Battleship is unexpectedly also an exercise in listening. The game is particularly fascinating in that it requires open and honest communication between opposing players. When one player calls out a grid number, the other person must declare whether their opponent has hit or missed a ship. Once a ship has been sunk, the opposing player must say so to their opponent. Business strategy decisions have very clear responses — investors, consumers, employees and partners, the general public all have an opinion — but you have to be listening for it. Are you open to accept the feedback?
When you pay attention to the response, you begin to understand where strengths rise and weaknesses lie veiled. If your product isn’t being well-received, listening will likely reveal vital information that could affect your strategy. Of course, you have to know how to listen. You have to have the right tools. Perhaps you’ve been marketing to the wrong target audience, or you should have been focusing on one of your product’s features over others. In the way that your Battleship opponent tells you if your decision was right or wrong, there are many who will also keep you informed and aware of what’s working and what’s not in your business.
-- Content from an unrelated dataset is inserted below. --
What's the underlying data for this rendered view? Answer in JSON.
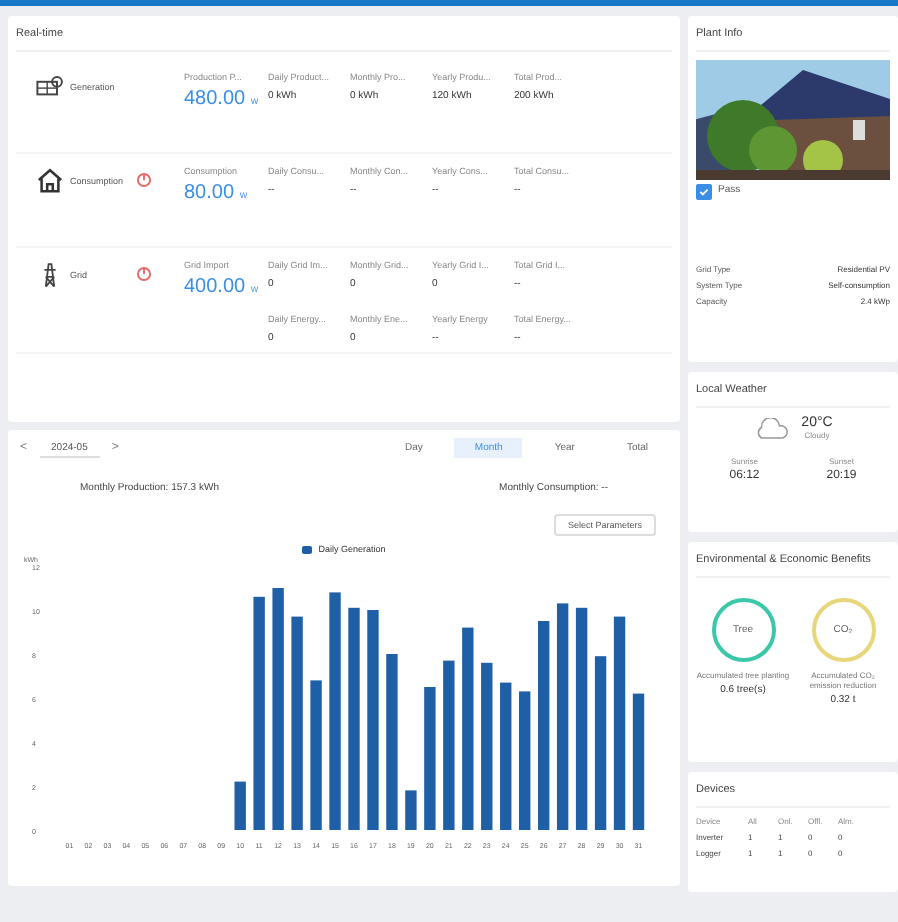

Have you surrounded yourself with advisors and colleagues that can help you circumnavigate these experiences in an effortless and easy manner?
When approached with the right mindset, Battleship is fun no matter if you win or lose. What matters the most is the process, and learning from the process as much as you can creates the enjoyment that many feel while competing.
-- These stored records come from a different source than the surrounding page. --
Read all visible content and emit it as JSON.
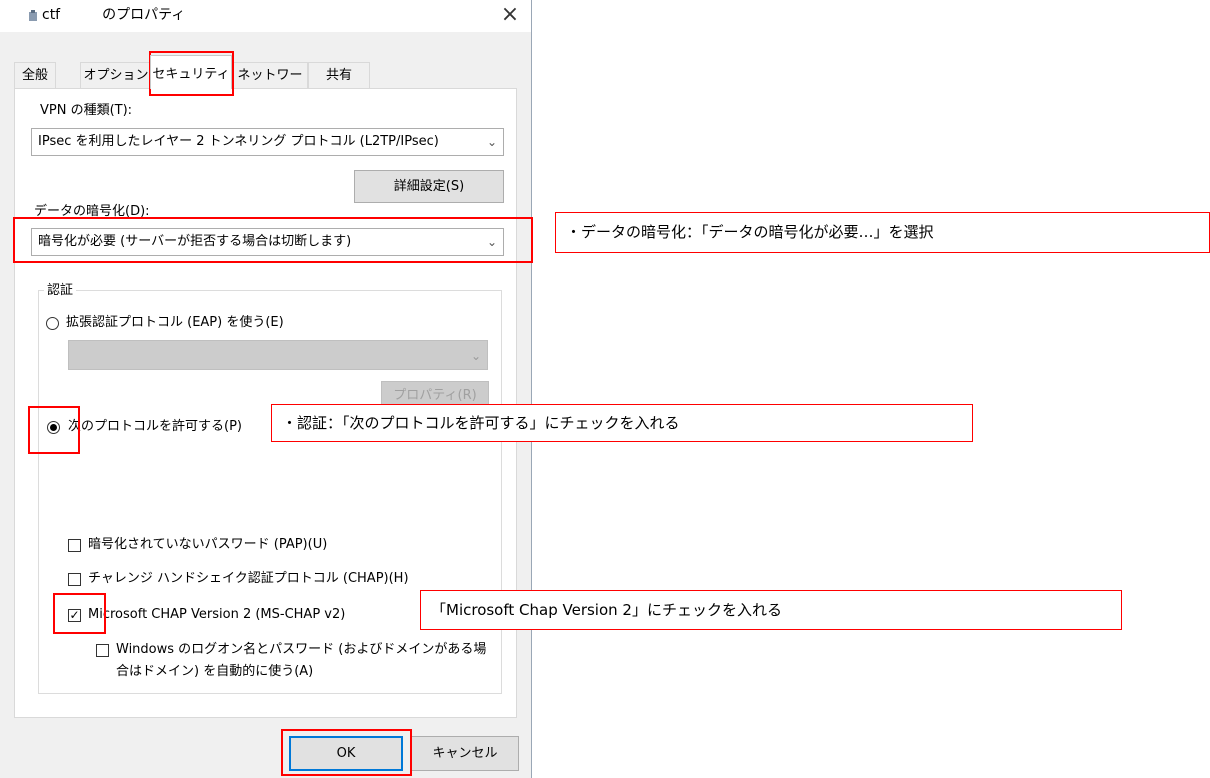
{
  "window": {
    "title_prefix": "ctf",
    "title_suffix": "のプロパティ",
    "close_icon": "×"
  },
  "tabs": [
    {
      "label": "全般"
    },
    {
      "label": "オプション"
    },
    {
      "label": "セキュリティ",
      "active": true
    },
    {
      "label": "ネットワーク"
    },
    {
      "label": "共有"
    }
  ],
  "security": {
    "vpn_type_label": "VPN の種類(T):",
    "vpn_type_value": "IPsec を利用したレイヤー 2 トンネリング プロトコル (L2TP/IPsec)",
    "advanced_button": "詳細設定(S)",
    "encryption_label": "データの暗号化(D):",
    "encryption_value": "暗号化が必要 (サーバーが拒否する場合は切断します)"
  },
  "auth": {
    "group_label": "認証",
    "eap_radio_label": "拡張認証プロトコル (EAP) を使う(E)",
    "eap_selected": false,
    "eap_combo_value": "",
    "properties_button": "プロパティ(R)",
    "allow_radio_label": "次のプロトコルを許可する(P)",
    "allow_selected": true,
    "pap_label": "暗号化されていないパスワード (PAP)(U)",
    "pap_checked": false,
    "chap_label": "チャレンジ ハンドシェイク認証プロトコル (CHAP)(H)",
    "chap_checked": false,
    "mschap_label": "Microsoft CHAP Version 2 (MS-CHAP v2)",
    "mschap_checked": true,
    "windows_logon_line1": "Windows のログオン名とパスワード (およびドメインがある場",
    "windows_logon_line2": "合はドメイン) を自動的に使う(A)",
    "windows_logon_checked": false
  },
  "footer": {
    "ok_button": "OK",
    "cancel_button": "キャンセル"
  },
  "annotations": {
    "encryption_note": "・データの暗号化：「データの暗号化が必要…」を選択",
    "auth_note": "・認証：「次のプロトコルを許可する」にチェックを入れる",
    "mschap_note": "「Microsoft Chap Version 2」にチェックを入れる",
    "highlight_color": "#ff0000"
  },
  "icons": {
    "dropdown": "chevron-down-icon",
    "check": "checkmark-icon",
    "close": "close-icon",
    "network": "network-connection-icon"
  }
}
There’s so much value in playing the game itself, and the lessons you gain while doing so are what lead to future success. Winning a game is accompanied with a short-lived burst of elation… but the lessons and small wins along the way to the big win will provide a path to a lifetime of successes.
Likewise, entrepreneurs can find fulfillment in their business endeavors whether they are successful or not in securing that “BIG FINAL WIN” at the end of the race, as long as they are fully invested in the process and are open and willing to learn from the experience. Without working through the process, entrepreneurs can never hope to find success in their future or experience the true joy of competing in business strategy.
Remember when you studied maths or science? The majority of the points were gained in showing how you achieved your final solution, not in the provision of the final solution itself. You could even score marks just in getting some of the steps right, even if the final solution was erroneous.
Challenges and competitions are healthy for entrepreneurs. They drive us to be deeply involved in process-based outcomes instead of the false positives of seeming “big wins”. Keeping in mind that it’s all a game of Battleship or similar offers that meaningful series of regular rewards that help keep us on track and stay motivated. They also ensure that even if the final goal you set out to achieve is not fully met, you’re left with a wealth of riches from each successful milestone.